Every once in a while we come across some good news out of Russia, which we are only too pleased to report in order to break the monotony of relentless failure and decline that might otherwise lead to bleak depression. So it is with pleasure that we make note that both of the singles juniors champions at this year’s French Open tournament at Roland Garros in Paris were Russians. Darya Kasatkina took the girl’s title and the interestingly named Andrei Rublev took the boy’s title. The “other” Andrei Rublev was, you may know, the most famous painter of religious icons in Russian history.
Kasatkina’s victory was the more impressive, since she gutted out a tough three-set match against the number one tournament seed. Kasatkina was seeded #8, and lost the first set in a close tiebreaker but came back to win the next two.
Rublev was expected to win his match against a lower-seeded opponent and decisively did so in straight sets.
The icing on this cake for Russia was that Maria Sharapova collected her second French Open title in the ladies’ main draw.
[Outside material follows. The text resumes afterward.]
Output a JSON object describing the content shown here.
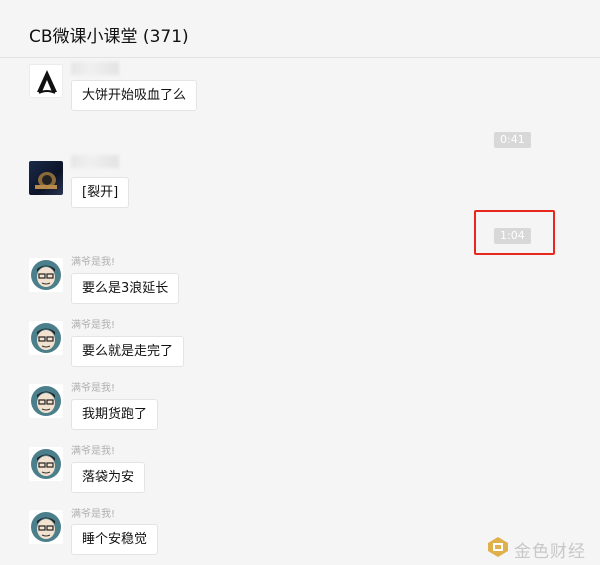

Although Sharapova’s victory was rather hollow since she did not have to face any of the four best players in the world ( Serena Williams, Li Na, Agnieska Radwanska or Victoria Azarenka) in order to take the title and treated fans to her usual festival of unforced errors compensated for by dumb luck (to say nothing of her intolerable shrieking), Sharapova did gut out a tough three-set match in the finals against the world #4 (albeit a player who had never before appeared in a grand-slam final). It’ wasn’t pretty, though. She struck more double faults and many more unforced errors in the finals than in any prior round. She had 52 unforced errors and 12 double faults in the finals match alone, 211 total unforced errors and 43 total double faults in the tournament, and her diminutive finals opponent broke the giant Russian’s serve seven times.
So we say “formidable!” and “felicitations!” to Russian tennis fans for their multiple triumphs on the red clay! Hopefully they will take inspiration from these victories to consider the possibility that Russia may be capable of something better than Vladimir Putin.